What needs to be done
Where the string "title" shows up in a line of the records, copy that line.

··· Working data

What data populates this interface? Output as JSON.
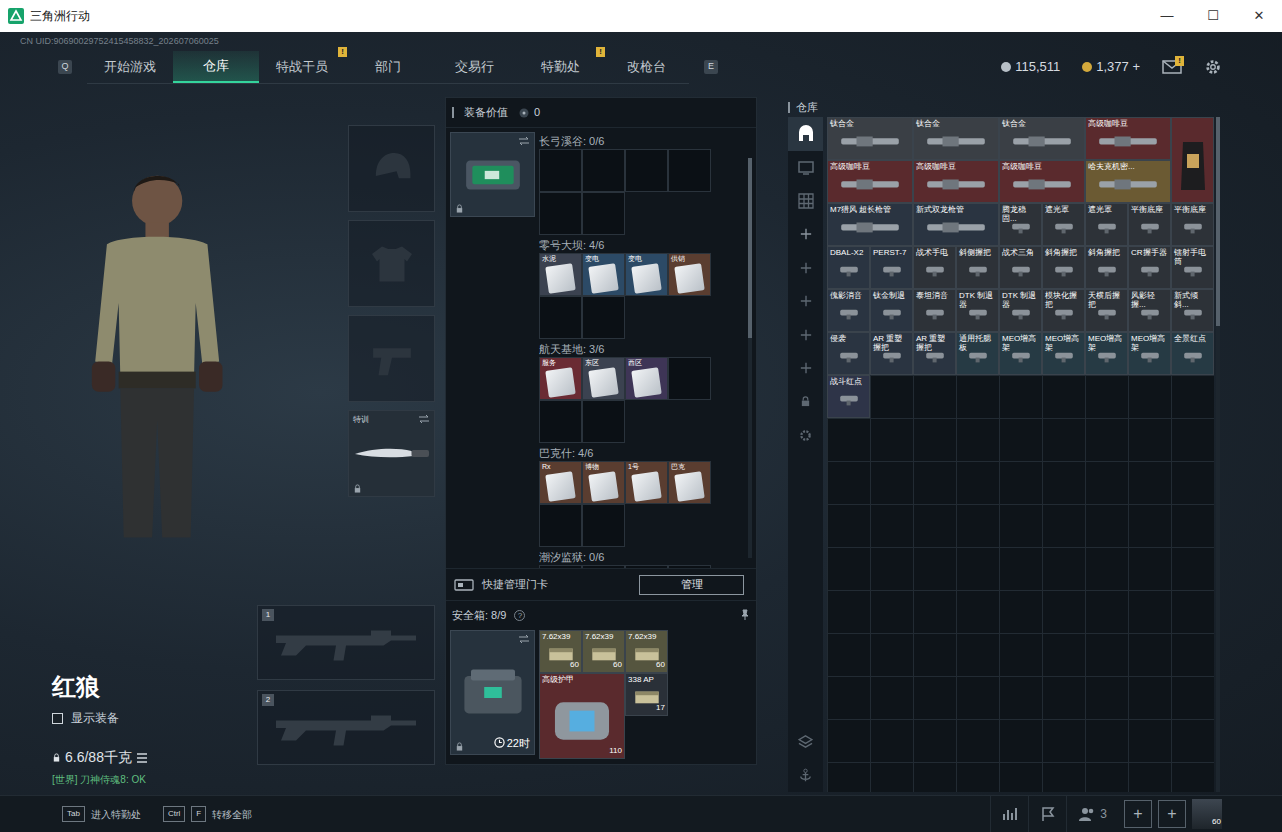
{
  "window": {
    "title": "三角洲行动",
    "controls": [
      "—",
      "☐",
      "✕"
    ]
  },
  "uid": "CN UID:90690029752415458832_202607060025",
  "nav": {
    "prev_key": "Q",
    "next_key": "E",
    "tabs": [
      {
        "label": "开始游戏",
        "selected": false
      },
      {
        "label": "仓库",
        "selected": true
      },
      {
        "label": "特战干员",
        "selected": false,
        "badge": "!"
      },
      {
        "label": "部门",
        "selected": false
      },
      {
        "label": "交易行",
        "selected": false
      },
      {
        "label": "特勤处",
        "selected": false,
        "badge": "!"
      },
      {
        "label": "改枪台",
        "selected": false
      }
    ]
  },
  "currency": [
    {
      "value": "115,511",
      "kind": "silver"
    },
    {
      "value": "1,377 +",
      "kind": "gold"
    }
  ],
  "mail": {
    "badge": "!"
  },
  "gear_slots": [
    {
      "kind": "helmet"
    },
    {
      "kind": "armor"
    },
    {
      "kind": "pistol"
    },
    {
      "kind": "melee",
      "label": "特训"
    }
  ],
  "weapon_slots": [
    "1",
    "2"
  ],
  "character": {
    "name": "红狼",
    "show_equipment": {
      "label": "显示装备",
      "checked": false
    },
    "weight": "6.6/88千克",
    "chat": "[世界] 刀神侍魂8: OK"
  },
  "equipment_value": {
    "label": "装备价值",
    "value": "0"
  },
  "keycards": {
    "scrollbar": {
      "level": 0.45
    },
    "sections": [
      {
        "title": "长弓溪谷: 0/6",
        "cards": []
      },
      {
        "title": "零号大坝: 4/6",
        "cards": [
          {
            "label": "水泥",
            "color": "#3b4250"
          },
          {
            "label": "变电",
            "color": "#2c4a66"
          },
          {
            "label": "变电",
            "color": "#2c4a66"
          },
          {
            "label": "供销",
            "color": "#5a3d30"
          }
        ]
      },
      {
        "title": "航天基地: 3/6",
        "cards": [
          {
            "label": "服务",
            "color": "#6a2b33"
          },
          {
            "label": "东区",
            "color": "#3b4250"
          },
          {
            "label": "西区",
            "color": "#3e3556"
          }
        ]
      },
      {
        "title": "巴克什: 4/6",
        "cards": [
          {
            "label": "Rx",
            "color": "#5a3d30"
          },
          {
            "label": "博物",
            "color": "#5a3d30"
          },
          {
            "label": "1号",
            "color": "#5a3d30"
          },
          {
            "label": "巴克",
            "color": "#5a3d30"
          }
        ]
      },
      {
        "title": "潮汐监狱: 0/6",
        "cards": []
      }
    ],
    "quick_manage": "快捷管理门卡",
    "manage_button": "管理"
  },
  "safe_box": {
    "title": "安全箱: 8/9",
    "help": "?",
    "timer": "22时",
    "items": [
      {
        "label": "7.62x39",
        "count": "60",
        "kind": "ammo",
        "color": "#55553f"
      },
      {
        "label": "7.62x39",
        "count": "60",
        "kind": "ammo",
        "color": "#55553f"
      },
      {
        "label": "7.62x39",
        "count": "60",
        "kind": "ammo",
        "color": "#55553f"
      },
      {
        "label": "高级护甲",
        "count": "110",
        "kind": "armor",
        "color": "#5a2a2d"
      },
      {
        "label": "338 AP",
        "count": "17",
        "kind": "ammo",
        "color": "#2a3038"
      }
    ]
  },
  "warehouse": {
    "title": "仓库",
    "scrollbar": {
      "level": 0.31
    },
    "sidebar": [
      {
        "kind": "warehouse",
        "selected": true
      },
      {
        "kind": "tv",
        "selected": false
      },
      {
        "kind": "grid",
        "selected": false
      },
      {
        "kind": "add",
        "selected": false
      },
      {
        "kind": "add",
        "selected": false
      },
      {
        "kind": "add",
        "selected": false
      },
      {
        "kind": "add",
        "selected": false
      },
      {
        "kind": "add",
        "selected": false
      },
      {
        "kind": "lock",
        "selected": false
      },
      {
        "kind": "settings",
        "selected": false
      }
    ],
    "footer_icons": [
      {
        "kind": "layers"
      },
      {
        "kind": "anchor"
      }
    ],
    "items": [
      {
        "label": "钛合金",
        "kind": "wide",
        "color": "#3a3f45"
      },
      {
        "label": "钛合金",
        "kind": "wide",
        "color": "#3a3f45"
      },
      {
        "label": "钛合金",
        "kind": "wide",
        "color": "#3a3f45"
      },
      {
        "label": "高级咖啡豆",
        "kind": "wide",
        "color": "#5a2a2d"
      },
      {
        "label": "",
        "kind": "tall",
        "color": "#5a2a2d"
      },
      {
        "label": "高级咖啡豆",
        "kind": "wide",
        "color": "#5a2a2d"
      },
      {
        "label": "高级咖啡豆",
        "kind": "wide",
        "color": "#5a2a2d"
      },
      {
        "label": "高级咖啡豆",
        "kind": "wide",
        "color": "#5a2a2d"
      },
      {
        "label": "哈夫克机密...",
        "kind": "wide",
        "color": "#6b5a33"
      },
      {
        "label": "M7猎风 超长枪管",
        "kind": "wide",
        "color": "#2a3441"
      },
      {
        "label": "新式双龙枪管",
        "kind": "wide",
        "color": "#2a3441"
      },
      {
        "label": "腾龙稳固...",
        "kind": "single",
        "color": "#2d3238"
      },
      {
        "label": "遮光罩",
        "kind": "single",
        "color": "#2d3238"
      },
      {
        "label": "遮光罩",
        "kind": "single",
        "color": "#2d3238"
      },
      {
        "label": "平衡底座",
        "kind": "single",
        "color": "#2d3238"
      },
      {
        "label": "平衡底座",
        "kind": "single",
        "color": "#2d3238"
      },
      {
        "label": "DBAL-X2",
        "kind": "single",
        "color": "#2a3441"
      },
      {
        "label": "PERST-7",
        "kind": "single",
        "color": "#2a3441"
      },
      {
        "label": "战术手电",
        "kind": "single",
        "color": "#2d3238"
      },
      {
        "label": "斜侧握把",
        "kind": "single",
        "color": "#2d3238"
      },
      {
        "label": "战术三角",
        "kind": "single",
        "color": "#2d3238"
      },
      {
        "label": "斜角握把",
        "kind": "single",
        "color": "#2d3238"
      },
      {
        "label": "斜角握把",
        "kind": "single",
        "color": "#2d3238"
      },
      {
        "label": "CR握手器",
        "kind": "single",
        "color": "#2d3238"
      },
      {
        "label": "镭射手电筒",
        "kind": "single",
        "color": "#2d3238"
      },
      {
        "label": "傀影消音",
        "kind": "single",
        "color": "#2a3441"
      },
      {
        "label": "钛金制退",
        "kind": "single",
        "color": "#2a3441"
      },
      {
        "label": "泰坦消音",
        "kind": "single",
        "color": "#2d3238"
      },
      {
        "label": "DTK 制退器",
        "kind": "single",
        "color": "#2d3238"
      },
      {
        "label": "DTK 制退器",
        "kind": "single",
        "color": "#2d3238"
      },
      {
        "label": "模块化握把",
        "kind": "single",
        "color": "#2d3238"
      },
      {
        "label": "天横后握把",
        "kind": "single",
        "color": "#2d3238"
      },
      {
        "label": "风影轻握...",
        "kind": "single",
        "color": "#2d3238"
      },
      {
        "label": "新式倾斜...",
        "kind": "single",
        "color": "#2d3238"
      },
      {
        "label": "侵袭",
        "kind": "single",
        "color": "#2a3441"
      },
      {
        "label": "AR 重塑握把",
        "kind": "single",
        "color": "#2a3441"
      },
      {
        "label": "AR 重塑握把",
        "kind": "single",
        "color": "#2a3441"
      },
      {
        "label": "通用托腮板",
        "kind": "single",
        "color": "#263a44"
      },
      {
        "label": "MEO增高架",
        "kind": "single",
        "color": "#263a44"
      },
      {
        "label": "MEO增高架",
        "kind": "single",
        "color": "#263a44"
      },
      {
        "label": "MEO增高架",
        "kind": "single",
        "color": "#263a44"
      },
      {
        "label": "MEO增高架",
        "kind": "single",
        "color": "#263a44"
      },
      {
        "label": "全景红点",
        "kind": "single",
        "color": "#263a44"
      },
      {
        "label": "战斗红点",
        "kind": "single",
        "color": "#2e3448"
      }
    ]
  },
  "hotkeys": [
    {
      "keys": [
        "Tab"
      ],
      "label": "进入特勤处"
    },
    {
      "keys": [
        "Ctrl",
        "F"
      ],
      "label": "转移全部"
    }
  ],
  "social": {
    "friends": "3",
    "add_buttons": [
      "+",
      "+"
    ],
    "avatar_level": "60"
  }
}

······

Task answer
    "title": "三角洲行动",
        "title": "长弓溪谷: 0/6",
        "title": "零号大坝: 4/6",
        "title": "航天基地: 3/6",
        "title": "巴克什: 4/6",
        "title": "潮汐监狱: 0/6",
    "title": "安全箱: 8/9",
    "title": "仓库",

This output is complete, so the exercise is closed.